Laborjournal.de reports that she published many papers together with the Russian couple Elena Bulanova and Vadim Budagian from Russia. Retraction Watch reported in March 2011 that 12 papers by the three authors have been retracted. The three have published 22 papers together, so there may be more.
In October 2009 the biologist Karin Wiebauer realized that the Western blots in some of the papers were very similar - sometimes just the labels were changed, in others a dose of Photoshop was used to mirror, move or distort the bands. This is the same method that Marion Brach used in the Hermann/Brach scandal end of the 90s [strangely enough, there is nothing in either Wikipedia about either them or the scandals].
In November 2009 Wiebauer informed the first author, Bulfone-Paus, of her discovery. Nothing happened. Finally, in April 2010 an investigation committee was convened. They determined that there was just sloppy publication, but the results were okay. There was a culprit found - the Russian couple. They were accused of deceit and the 12 papers retracted, although the Russians did not agree to the retractions.
There ensued an anonymous Internet-based campaign. Colleagues then published an open letter supporting Bulfone-Paus, saying the poor woman, who is a brilliant researcher and has published much, including work together with her husband, was deceived by her postdocs. The Borstel Board of Directors - sans Bulfone-Paus - published a good response to the open letter soon after forcing her off the board:

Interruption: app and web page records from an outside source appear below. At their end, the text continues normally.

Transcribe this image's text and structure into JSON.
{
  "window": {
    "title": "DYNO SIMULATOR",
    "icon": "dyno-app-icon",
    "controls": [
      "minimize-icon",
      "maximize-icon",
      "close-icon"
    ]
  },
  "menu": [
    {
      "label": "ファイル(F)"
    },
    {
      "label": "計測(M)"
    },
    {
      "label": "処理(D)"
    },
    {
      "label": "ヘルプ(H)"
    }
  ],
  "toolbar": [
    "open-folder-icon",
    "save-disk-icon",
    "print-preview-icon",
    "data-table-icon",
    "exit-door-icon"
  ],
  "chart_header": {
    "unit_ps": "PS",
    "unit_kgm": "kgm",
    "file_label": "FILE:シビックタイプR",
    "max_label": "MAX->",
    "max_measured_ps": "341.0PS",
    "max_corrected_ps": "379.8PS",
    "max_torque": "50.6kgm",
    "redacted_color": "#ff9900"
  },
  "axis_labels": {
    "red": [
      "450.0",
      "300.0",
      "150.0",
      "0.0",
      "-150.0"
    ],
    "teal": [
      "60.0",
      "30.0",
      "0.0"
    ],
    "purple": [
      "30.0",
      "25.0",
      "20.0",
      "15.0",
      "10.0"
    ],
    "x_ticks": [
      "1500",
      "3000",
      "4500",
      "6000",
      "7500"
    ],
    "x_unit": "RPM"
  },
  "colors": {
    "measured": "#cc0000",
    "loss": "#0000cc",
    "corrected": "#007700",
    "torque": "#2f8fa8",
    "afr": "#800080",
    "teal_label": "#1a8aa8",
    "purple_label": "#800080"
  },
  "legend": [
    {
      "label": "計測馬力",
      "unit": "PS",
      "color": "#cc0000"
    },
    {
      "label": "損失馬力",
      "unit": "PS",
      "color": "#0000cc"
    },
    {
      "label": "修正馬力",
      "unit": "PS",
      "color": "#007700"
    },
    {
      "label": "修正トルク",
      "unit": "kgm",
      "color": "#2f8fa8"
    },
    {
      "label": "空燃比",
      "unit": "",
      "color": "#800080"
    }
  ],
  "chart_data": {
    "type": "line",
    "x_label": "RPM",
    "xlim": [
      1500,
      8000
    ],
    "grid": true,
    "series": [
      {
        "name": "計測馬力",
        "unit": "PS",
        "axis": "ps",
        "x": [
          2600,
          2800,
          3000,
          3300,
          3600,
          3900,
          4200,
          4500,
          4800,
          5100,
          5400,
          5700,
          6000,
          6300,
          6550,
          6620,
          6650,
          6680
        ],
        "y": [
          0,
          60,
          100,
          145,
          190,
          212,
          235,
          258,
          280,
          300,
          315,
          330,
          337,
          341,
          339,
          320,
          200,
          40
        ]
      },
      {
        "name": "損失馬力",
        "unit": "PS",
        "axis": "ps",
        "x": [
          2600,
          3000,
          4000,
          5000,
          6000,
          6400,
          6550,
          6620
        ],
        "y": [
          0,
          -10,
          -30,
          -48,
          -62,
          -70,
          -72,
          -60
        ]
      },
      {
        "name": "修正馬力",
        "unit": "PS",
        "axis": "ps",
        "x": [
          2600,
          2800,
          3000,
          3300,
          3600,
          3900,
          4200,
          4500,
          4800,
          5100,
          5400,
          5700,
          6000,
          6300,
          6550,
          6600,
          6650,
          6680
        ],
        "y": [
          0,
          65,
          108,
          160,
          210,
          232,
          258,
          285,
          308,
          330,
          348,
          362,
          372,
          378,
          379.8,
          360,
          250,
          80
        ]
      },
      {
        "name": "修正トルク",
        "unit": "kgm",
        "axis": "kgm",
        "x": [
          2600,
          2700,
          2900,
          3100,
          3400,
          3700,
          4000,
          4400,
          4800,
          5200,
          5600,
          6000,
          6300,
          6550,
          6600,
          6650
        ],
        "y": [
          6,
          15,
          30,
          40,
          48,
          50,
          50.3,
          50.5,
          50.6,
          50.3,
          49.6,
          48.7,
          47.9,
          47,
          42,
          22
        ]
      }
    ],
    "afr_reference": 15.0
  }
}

Severe failure in one area (as supervisor and responsible senior, corresponding and first author) can hardly be compensated by merits in other areas. [...] For all scientists, one of the greatest goods in science is personal credibility and integrity, and that the most precious currency scientists have is the truthfulness of their data. The scientific community expects rigorous adherence to the rules of scientific research from principal investigators and, in particular, from heads of research divisions or departments. [...] The scientific misconduct in Silvia Bulfone-Paus's lab and her procrastination to go public despite being ultimately responsible has highly damaged the reputation of the Research Center. This is what cannot be tolerated.But now the plot thickens: An additional paper by Bulfone-Paus (not including the Russian couple) in Blood is currently under investigation. A co-author on this one is her husband, Ralf Paus, a dermatologist at the University of Lübeck. And the university has verified for Spiegel, a German news weekly, that they are currently investigating 6 papers of Paus.
And now it bubbles up that Bulfone-Paus and Paus both have professorships in Manchester, in England, where they spend 20% of their time, according to the Times Higher Education. The couple also have three children, as reported by Spiegel in January.
In other news about Borstel, another director, Peter Zabel, stepped down earlier this month amidst plagiarism charges. It seems he double published a paper (once in German and once in English), as well as in 2009 publishing a paper that included large portions of text and diagrams from a 2008 paper published in the US. The double publication is deemed not so severe, although it is not clear that the later publication makes clear that it is in fact a double publication - the abstract has been rewritten, but is still similar. Zabel has now also resigned from the editorial board of Der Internist.
The double publication was found by someone calling themselves Clare Francis, who informed Retraction Watch, Abnormal Science Blog, and me. It was found using the Déjà vu tool for searching for duplicate content in Medline.
Joerg Zwirner, in a recent post to the Abnormal Science Blog, calls for setting up an Office for Research Integrity in Germany, as is to be found in the US. I heartily agree - this is far too complicated to understand for non-medical researcher, but it seems that there are deficiencies in the medical research complex in Germany that have existed for decades. And Hermann/Brach did not result in these being adequately addressed. Germany needs action, and it needs it now.